As scientific research indicates, when taken properly, ginseng is a very safe and effective herb. However, be sure you always consult your doctor before starting treatment with ginseng, read the labels before buying any ginseng supplements, and follow the dosage as indicated. Though the dosages above have been successfully used in medical studies, consult your physician about a good dosage for you, especially if a medical condition like diabetes has been diagnosed.
- Asian Journal of Andrology, Study of the efficacy of Korean Red Ginseng in the treatment of erectile dysfunction, 2007
- Diabetes Care, Ginseng Therapy in Non-Insulin-Dependent Diabetic Patients: Effects on psychophysical performance, glucose homeostasis, serum lipids, serum aminoterminalpropeptide concentration, and body weight, 1995

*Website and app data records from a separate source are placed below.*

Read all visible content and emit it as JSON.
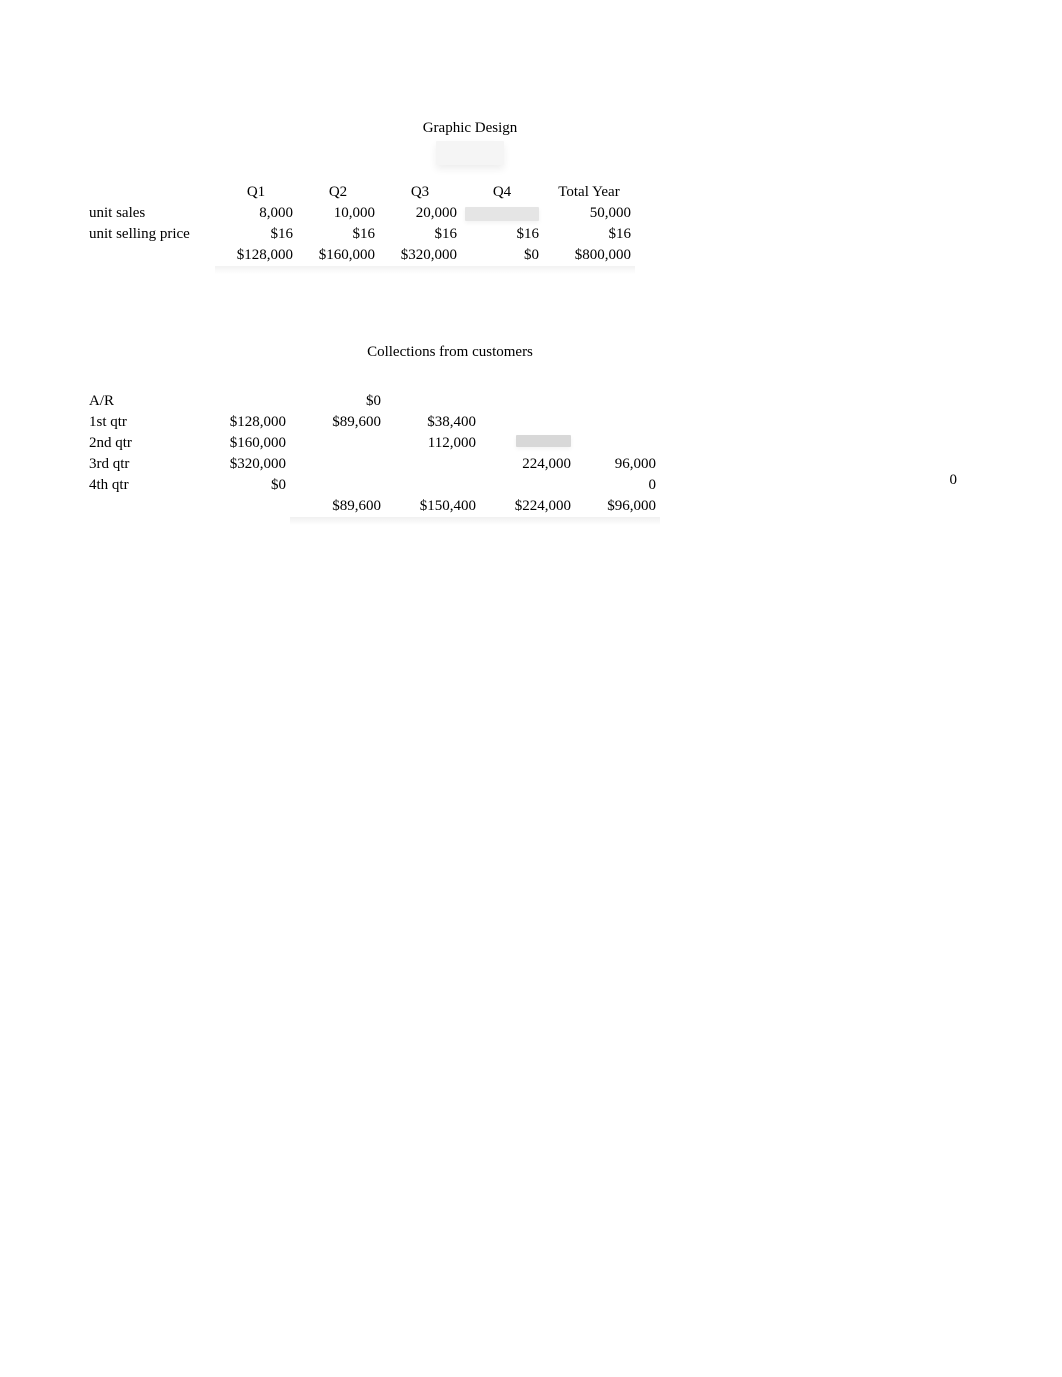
{
  "section1": {
    "title": "Graphic Design",
    "headers": [
      "Q1",
      "Q2",
      "Q3",
      "Q4",
      "Total Year"
    ],
    "rows": [
      {
        "label": "unit sales",
        "cells": [
          "8,000",
          "10,000",
          "20,000",
          "",
          "50,000"
        ],
        "blurred": [
          false,
          false,
          false,
          true,
          false
        ]
      },
      {
        "label": "unit selling price",
        "cells": [
          "$16",
          "$16",
          "$16",
          "$16",
          "$16"
        ],
        "blurred": [
          false,
          false,
          false,
          false,
          false
        ]
      },
      {
        "label": "",
        "cells": [
          "$128,000",
          "$160,000",
          "$320,000",
          "$0",
          "$800,000"
        ],
        "blurred": [
          false,
          false,
          false,
          false,
          false
        ]
      }
    ]
  },
  "section2": {
    "title": "Collections from customers",
    "rows": [
      {
        "label": "A/R",
        "cells": [
          "",
          "$0",
          "",
          "",
          ""
        ],
        "blurred": [
          false,
          false,
          false,
          false,
          false
        ]
      },
      {
        "label": "1st qtr",
        "cells": [
          "$128,000",
          "$89,600",
          "$38,400",
          "",
          ""
        ],
        "blurred": [
          false,
          false,
          false,
          false,
          false
        ]
      },
      {
        "label": "2nd qtr",
        "cells": [
          "$160,000",
          "",
          "112,000",
          "",
          ""
        ],
        "blurred": [
          false,
          false,
          false,
          true,
          false
        ]
      },
      {
        "label": "3rd qtr",
        "cells": [
          "$320,000",
          "",
          "",
          "224,000",
          "96,000"
        ],
        "blurred": [
          false,
          false,
          false,
          false,
          false
        ]
      },
      {
        "label": "4th qtr",
        "cells": [
          "$0",
          "",
          "",
          "",
          "0"
        ],
        "blurred": [
          false,
          false,
          false,
          false,
          false
        ]
      }
    ],
    "totals": [
      "",
      "$89,600",
      "$150,400",
      "$224,000",
      "$96,000"
    ],
    "floating_zero": "0"
  }
}
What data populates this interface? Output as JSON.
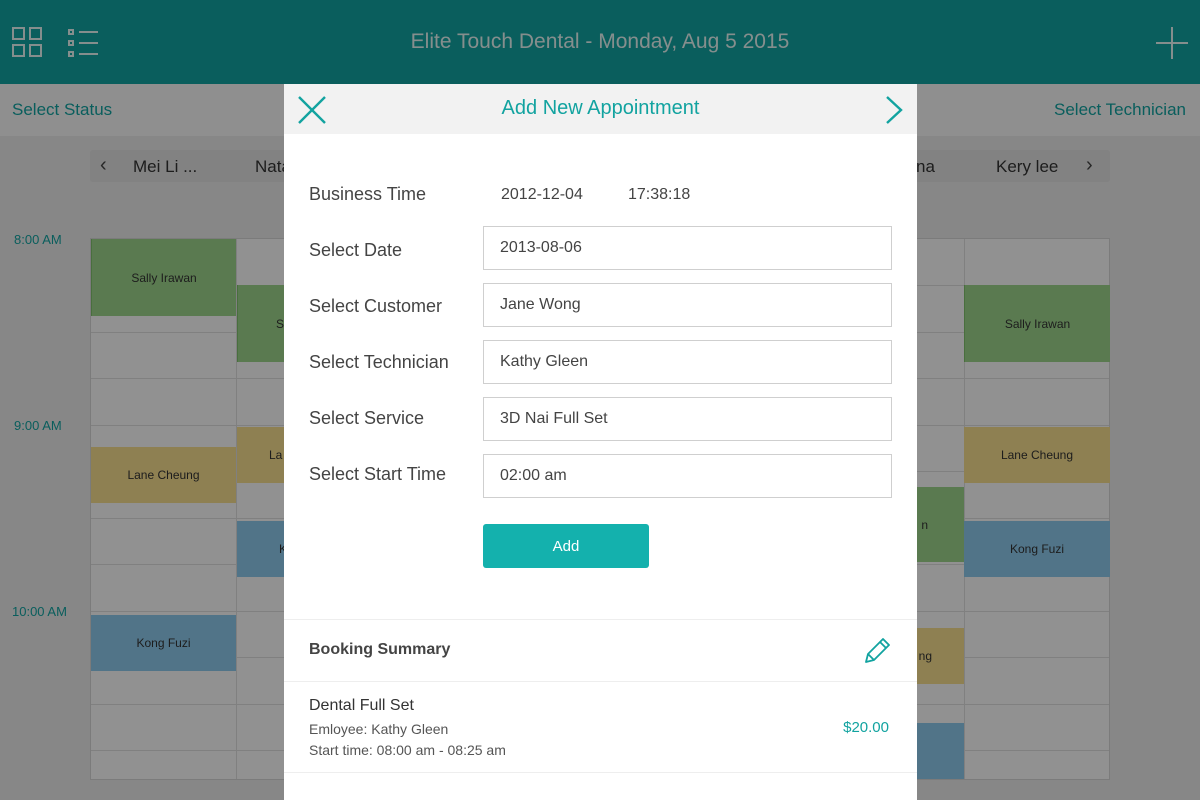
{
  "app": {
    "title": "Elite Touch Dental - Monday, Aug 5 2015"
  },
  "status_bar": {
    "select_status": "Select Status",
    "select_technician": "Select Technician"
  },
  "technicians": {
    "visible_left": [
      "Mei Li ...",
      "Nata"
    ],
    "visible_right": [
      "na",
      "Kery lee"
    ]
  },
  "calendar": {
    "time_labels": [
      "8:00 AM",
      "9:00 AM",
      "10:00 AM"
    ],
    "appointments": [
      {
        "name": "Sally Irawan",
        "color": "green"
      },
      {
        "name": "Sa",
        "color": "green"
      },
      {
        "name": "Sally Irawan",
        "color": "green"
      },
      {
        "name": "Lane Cheung",
        "color": "yellow"
      },
      {
        "name": "La",
        "color": "yellow"
      },
      {
        "name": "Lane Cheung",
        "color": "yellow"
      },
      {
        "name": "K",
        "color": "blue"
      },
      {
        "name": "n",
        "color": "green"
      },
      {
        "name": "Kong Fuzi",
        "color": "blue"
      },
      {
        "name": "Kong Fuzi",
        "color": "blue"
      },
      {
        "name": "ng",
        "color": "yellow"
      },
      {
        "name": "",
        "color": "blue"
      }
    ],
    "colors": {
      "green": "#9cd38a",
      "yellow": "#f4dc8e",
      "blue": "#8cc8ea"
    }
  },
  "modal": {
    "title": "Add New Appointment",
    "icons": {
      "close": "close-icon",
      "next": "chevron-right-icon",
      "edit": "pencil-icon"
    },
    "business_time": {
      "label": "Business Time",
      "date": "2012-12-04",
      "time": "17:38:18"
    },
    "fields": {
      "date": {
        "label": "Select Date",
        "value": "2013-08-06"
      },
      "customer": {
        "label": "Select Customer",
        "value": "Jane Wong"
      },
      "technician": {
        "label": "Select Technician",
        "value": "Kathy Gleen"
      },
      "service": {
        "label": "Select Service",
        "value": "3D Nai Full Set"
      },
      "start_time": {
        "label": "Select Start Time",
        "value": "02:00 am"
      }
    },
    "add_label": "Add",
    "summary": {
      "title": "Booking Summary",
      "item": {
        "name": "Dental Full Set",
        "employee": "Emloyee: Kathy Gleen",
        "time": "Start time: 08:00 am - 08:25 am",
        "price": "$20.00"
      }
    }
  },
  "theme": {
    "accent": "#12a3a0",
    "button": "#14b1ad"
  }
}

- Drugs Under Experimental and Clinical Research, Immunomodulatory effects of two extracts of Panax ginseng C.A. Meyer., 1990 | Efficacy and safety of the standardized Ginseng extract G115 for potentiating vaccination against the influenza syndrome and protection against the common cold [corrected], 1996
- Journal of Ginseng Research, Therapeutic Effect of Korean Red Ginseng Extract on Infertility Caused by Polycystic Ovaries, 2011
- Journal of Pharmacopuncture, Intravenous Toxicity Study of Water-soluble Ginseng Pharmacopuncture in SD Rats, 2015
- Journal of the American Geriatrics Society, A placebo-controlled trial of a proprietary extract of North American ginseng (CVT-E002) to prevent acute respiratory illness in institutionalized older adults, 2004
- Menopause, Effects of red ginseng supplementation on menopausal symptoms and cardiovascular risk factors in postmenopausal women: a double-blind randomized controlled trial, 2012
- Public Health Nutrition, Efficacy and safety of ginseng, 2000